> WORK INSTRUCTIONS
What is needed is a word-for-word copy of the records below.

Component data from apps and pages
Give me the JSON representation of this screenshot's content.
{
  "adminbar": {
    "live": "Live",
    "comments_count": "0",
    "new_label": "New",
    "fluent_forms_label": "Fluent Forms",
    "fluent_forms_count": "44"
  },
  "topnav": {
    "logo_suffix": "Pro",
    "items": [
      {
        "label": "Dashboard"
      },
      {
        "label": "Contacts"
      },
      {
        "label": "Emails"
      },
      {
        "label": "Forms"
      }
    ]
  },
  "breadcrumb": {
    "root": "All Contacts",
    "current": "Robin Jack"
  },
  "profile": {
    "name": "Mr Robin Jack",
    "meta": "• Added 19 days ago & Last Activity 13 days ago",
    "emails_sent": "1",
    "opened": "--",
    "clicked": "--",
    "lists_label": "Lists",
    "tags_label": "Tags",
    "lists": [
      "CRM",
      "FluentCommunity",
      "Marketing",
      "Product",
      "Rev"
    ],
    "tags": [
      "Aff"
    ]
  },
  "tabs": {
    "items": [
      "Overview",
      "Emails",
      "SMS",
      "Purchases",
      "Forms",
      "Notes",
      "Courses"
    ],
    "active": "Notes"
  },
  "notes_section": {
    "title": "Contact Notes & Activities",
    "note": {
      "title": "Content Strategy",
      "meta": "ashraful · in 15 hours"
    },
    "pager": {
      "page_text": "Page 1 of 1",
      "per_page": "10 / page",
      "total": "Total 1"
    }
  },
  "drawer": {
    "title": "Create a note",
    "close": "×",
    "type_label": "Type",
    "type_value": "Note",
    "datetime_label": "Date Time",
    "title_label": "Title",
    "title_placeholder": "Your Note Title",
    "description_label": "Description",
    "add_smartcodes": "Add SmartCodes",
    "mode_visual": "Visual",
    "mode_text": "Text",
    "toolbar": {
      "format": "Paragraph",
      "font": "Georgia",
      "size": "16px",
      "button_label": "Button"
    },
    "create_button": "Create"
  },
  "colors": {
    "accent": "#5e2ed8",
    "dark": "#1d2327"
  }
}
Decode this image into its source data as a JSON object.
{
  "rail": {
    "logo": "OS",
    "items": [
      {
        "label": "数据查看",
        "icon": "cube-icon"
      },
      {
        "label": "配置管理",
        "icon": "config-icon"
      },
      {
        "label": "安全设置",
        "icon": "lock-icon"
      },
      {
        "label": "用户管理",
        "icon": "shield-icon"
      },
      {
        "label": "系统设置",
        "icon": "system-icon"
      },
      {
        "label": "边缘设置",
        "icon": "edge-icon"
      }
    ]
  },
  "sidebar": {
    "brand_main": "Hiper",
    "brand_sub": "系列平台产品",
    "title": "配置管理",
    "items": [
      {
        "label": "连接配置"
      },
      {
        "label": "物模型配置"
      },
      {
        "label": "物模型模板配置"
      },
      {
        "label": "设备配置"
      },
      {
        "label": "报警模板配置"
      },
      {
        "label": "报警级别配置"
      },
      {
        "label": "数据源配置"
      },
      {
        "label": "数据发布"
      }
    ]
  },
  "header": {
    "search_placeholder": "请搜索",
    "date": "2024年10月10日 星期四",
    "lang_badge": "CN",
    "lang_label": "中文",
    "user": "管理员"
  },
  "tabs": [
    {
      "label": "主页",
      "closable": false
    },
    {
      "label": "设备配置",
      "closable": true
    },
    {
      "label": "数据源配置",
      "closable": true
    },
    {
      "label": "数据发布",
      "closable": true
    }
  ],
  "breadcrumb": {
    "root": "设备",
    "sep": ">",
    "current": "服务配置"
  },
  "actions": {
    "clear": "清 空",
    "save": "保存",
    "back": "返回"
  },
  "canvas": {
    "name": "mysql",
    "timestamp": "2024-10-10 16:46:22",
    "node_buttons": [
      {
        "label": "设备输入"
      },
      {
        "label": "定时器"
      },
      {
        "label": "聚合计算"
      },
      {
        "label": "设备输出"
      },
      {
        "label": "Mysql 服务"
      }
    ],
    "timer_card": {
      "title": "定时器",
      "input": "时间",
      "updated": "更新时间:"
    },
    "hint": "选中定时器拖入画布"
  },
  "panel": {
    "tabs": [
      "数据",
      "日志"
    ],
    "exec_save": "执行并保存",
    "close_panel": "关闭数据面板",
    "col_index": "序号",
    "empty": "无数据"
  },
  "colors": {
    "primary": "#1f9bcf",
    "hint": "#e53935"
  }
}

> REPLY TO THE EXERCISE
Give me the JSON representation of this screenshot's content.
{
  "adminbar": {
    "live": "Live",
    "comments_count": "0",
    "new_label": "New",
    "fluent_forms_label": "Fluent Forms",
    "fluent_forms_count": "44"
  },
  "topnav": {
    "logo_suffix": "Pro",
    "items": [
      {
        "label": "Dashboard"
      },
      {
        "label": "Contacts"
      },
      {
        "label": "Emails"
      },
      {
        "label": "Forms"
      }
    ]
  },
  "breadcrumb": {
    "root": "All Contacts",
    "current": "Robin Jack"
  },
  "profile": {
    "name": "Mr Robin Jack",
    "meta": "• Added 19 days ago & Last Activity 13 days ago",
    "emails_sent": "1",
    "opened": "--",
    "clicked": "--",
    "lists_label": "Lists",
    "tags_label": "Tags",
    "lists": [
      "CRM",
      "FluentCommunity",
      "Marketing",
      "Product",
      "Rev"
    ],
    "tags": [
      "Aff"
    ]
  },
  "tabs": {
    "items": [
      "Overview",
      "Emails",
      "SMS",
      "Purchases",
      "Forms",
      "Notes",
      "Courses"
    ],
    "active": "Notes"
  },
  "notes_section": {
    "title": "Contact Notes & Activities",
    "note": {
      "title": "Content Strategy",
      "meta": "ashraful · in 15 hours"
    },
    "pager": {
      "page_text": "Page 1 of 1",
      "per_page": "10 / page",
      "total": "Total 1"
    }
  },
  "drawer": {
    "title": "Create a note",
    "close": "×",
    "type_label": "Type",
    "type_value": "Note",
    "datetime_label": "Date Time",
    "title_label": "Title",
    "title_placeholder": "Your Note Title",
    "description_label": "Description",
    "add_smartcodes": "Add SmartCodes",
    "mode_visual": "Visual",
    "mode_text": "Text",
    "toolbar": {
      "format": "Paragraph",
      "font": "Georgia",
      "size": "16px",
      "button_label": "Button"
    },
    "create_button": "Create"
  },
  "colors": {
    "accent": "#5e2ed8",
    "dark": "#1d2327"
  }
}
Decode this image into its source data as a JSON object.
{
  "rail": {
    "logo": "OS",
    "items": [
      {
        "label": "数据查看",
        "icon": "cube-icon"
      },
      {
        "label": "配置管理",
        "icon": "config-icon"
      },
      {
        "label": "安全设置",
        "icon": "lock-icon"
      },
      {
        "label": "用户管理",
        "icon": "shield-icon"
      },
      {
        "label": "系统设置",
        "icon": "system-icon"
      },
      {
        "label": "边缘设置",
        "icon": "edge-icon"
      }
    ]
  },
  "sidebar": {
    "brand_main": "Hiper",
    "brand_sub": "系列平台产品",
    "title": "配置管理",
    "items": [
      {
        "label": "连接配置"
      },
      {
        "label": "物模型配置"
      },
      {
        "label": "物模型模板配置"
      },
      {
        "label": "设备配置"
      },
      {
        "label": "报警模板配置"
      },
      {
        "label": "报警级别配置"
      },
      {
        "label": "数据源配置"
      },
      {
        "label": "数据发布"
      }
    ]
  },
  "header": {
    "search_placeholder": "请搜索",
    "date": "2024年10月10日 星期四",
    "lang_badge": "CN",
    "lang_label": "中文",
    "user": "管理员"
  },
  "tabs": [
    {
      "label": "主页",
      "closable": false
    },
    {
      "label": "设备配置",
      "closable": true
    },
    {
      "label": "数据源配置",
      "closable": true
    },
    {
      "label": "数据发布",
      "closable": true
    }
  ],
  "breadcrumb": {
    "root": "设备",
    "sep": ">",
    "current": "服务配置"
  },
  "actions": {
    "clear": "清 空",
    "save": "保存",
    "back": "返回"
  },
  "canvas": {
    "name": "mysql",
    "timestamp": "2024-10-10 16:46:22",
    "node_buttons": [
      {
        "label": "设备输入"
      },
      {
        "label": "定时器"
      },
      {
        "label": "聚合计算"
      },
      {
        "label": "设备输出"
      },
      {
        "label": "Mysql 服务"
      }
    ],
    "timer_card": {
      "title": "定时器",
      "input": "时间",
      "updated": "更新时间:"
    },
    "hint": "选中定时器拖入画布"
  },
  "panel": {
    "tabs": [
      "数据",
      "日志"
    ],
    "exec_save": "执行并保存",
    "close_panel": "关闭数据面板",
    "col_index": "序号",
    "empty": "无数据"
  },
  "colors": {
    "primary": "#1f9bcf",
    "hint": "#e53935"
  }
}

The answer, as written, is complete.